From: “The Correspondent” – N. 12 Health and development networks – Ciang May (Thailandia) 2005
Massimo Barra from the Italian Red Cross explained the need to treat drug users with dignity and respect, to uphold their basic rights and to reduce drug-related harm. The stigma attached to drug use is causing further marginalisation of this most vulnerable group who are already living on the fringes, and this is directly impeding efforts to prevent the spread of HIV. If we are to put a stop to this trend, communities need to treat drug users in a more humane way respecting them as people with rights and needs.
By working to improve the lives of drug-users by, for example, advocating for their better treatment by police forces, we are creating an enabling environment for harm reduction activi¬ties to be carried out, and this means less HIV transmission. Importantly we are also advocating for their humane treatment so as to reduce human suffering – we must respect that all drug users are different and that addiction is a disease that requires treatment in just the same manner that other diseases require treatment.

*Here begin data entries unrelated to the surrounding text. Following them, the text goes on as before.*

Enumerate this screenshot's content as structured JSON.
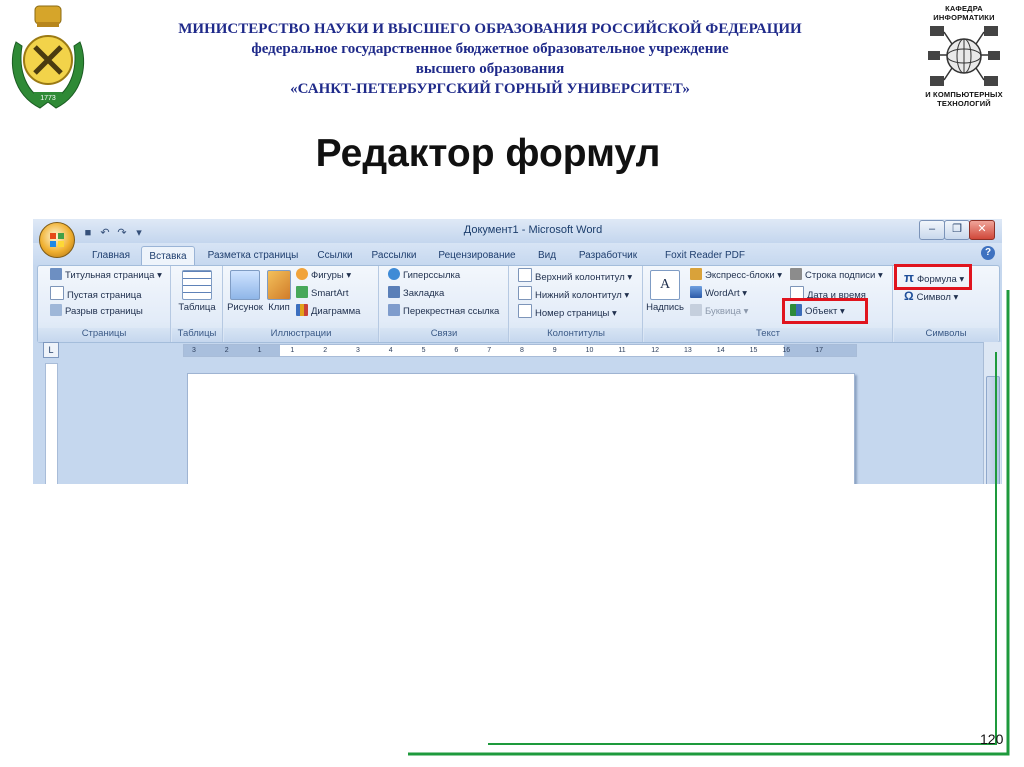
{
  "header": {
    "ministry": "МИНИСТЕРСТВО НАУКИ И ВЫСШЕГО ОБРАЗОВАНИЯ РОССИЙСКОЙ ФЕДЕРАЦИИ",
    "institution_type": "федеральное государственное бюджетное образовательное учреждение",
    "education_level": "высшего образования",
    "university": "«САНКТ-ПЕТЕРБУРГСКИЙ ГОРНЫЙ УНИВЕРСИТЕТ»",
    "department_top": [
      "КАФЕДРА",
      "ИНФОРМАТИКИ"
    ],
    "department_bottom": [
      "И КОМПЬЮТЕРНЫХ",
      "ТЕХНОЛОГИЙ"
    ],
    "emblem_year": "1773"
  },
  "slide": {
    "title": "Редактор формул",
    "page_number": "120"
  },
  "word": {
    "window_title": "Документ1 - Microsoft Word",
    "tabs": [
      {
        "label": "Главная"
      },
      {
        "label": "Вставка",
        "active": true
      },
      {
        "label": "Разметка страницы"
      },
      {
        "label": "Ссылки"
      },
      {
        "label": "Рассылки"
      },
      {
        "label": "Рецензирование"
      },
      {
        "label": "Вид"
      },
      {
        "label": "Разработчик"
      },
      {
        "label": "Foxit Reader PDF"
      }
    ],
    "groups": {
      "pages": {
        "label": "Страницы",
        "cover_page": "Титульная страница",
        "blank_page": "Пустая страница",
        "page_break": "Разрыв страницы"
      },
      "tables": {
        "label": "Таблицы",
        "table": "Таблица"
      },
      "illustrations": {
        "label": "Иллюстрации",
        "picture": "Рисунок",
        "clip": "Клип",
        "shapes": "Фигуры",
        "smartart": "SmartArt",
        "chart": "Диаграмма"
      },
      "links": {
        "label": "Связи",
        "hyperlink": "Гиперссылка",
        "bookmark": "Закладка",
        "cross_reference": "Перекрестная ссылка"
      },
      "header_footer": {
        "label": "Колонтитулы",
        "header": "Верхний колонтитул",
        "footer": "Нижний колонтитул",
        "page_number": "Номер страницы"
      },
      "text": {
        "label": "Текст",
        "textbox": "Надпись",
        "quick_parts": "Экспресс-блоки",
        "wordart": "WordArt",
        "dropcap": "Буквица",
        "signature_line": "Строка подписи",
        "date_time": "Дата и время",
        "object": "Объект"
      },
      "symbols": {
        "label": "Символы",
        "equation": "Формула",
        "symbol": "Символ"
      }
    },
    "ruler_marks": [
      "3",
      "2",
      "1",
      "1",
      "2",
      "3",
      "4",
      "5",
      "6",
      "7",
      "8",
      "9",
      "10",
      "11",
      "12",
      "13",
      "14",
      "15",
      "16",
      "17"
    ]
  },
  "colors": {
    "header_text": "#1f2a8a",
    "highlight": "#e0141e",
    "accent_green": "#1e9a3c",
    "ribbon_bg": "#dfe9f6"
  }
}
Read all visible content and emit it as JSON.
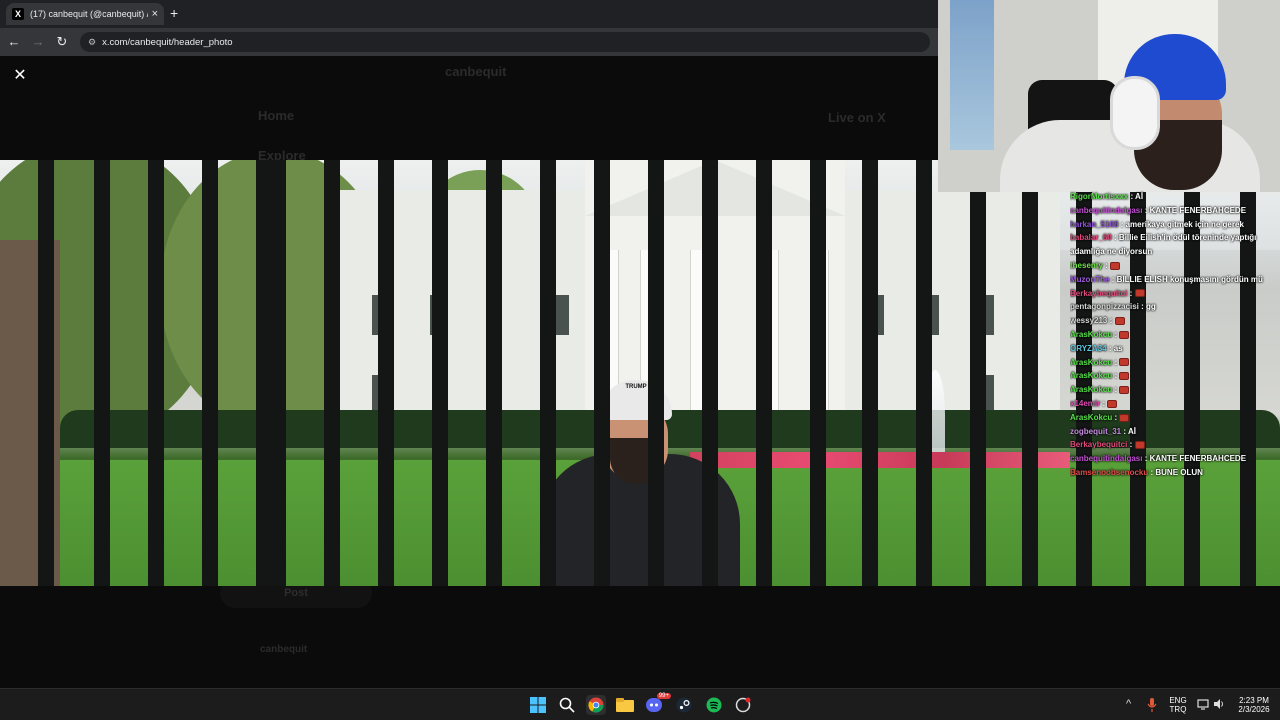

Despite all the research findings supporting harm reduction, it is still met with protest by governments all over the world. This is because of a prevailing attitude that drug users are somehow inferior or even evil and that they therefore deserve to be pun¬ished. This is what we must challenge over and over if we are to be successful in changing these attitudes that in turn do so much harm to individuals, families and communities alike. Remaining silent on the issue is only adding to the unjust treatment of a vulnerable group of people and the spread of HIV.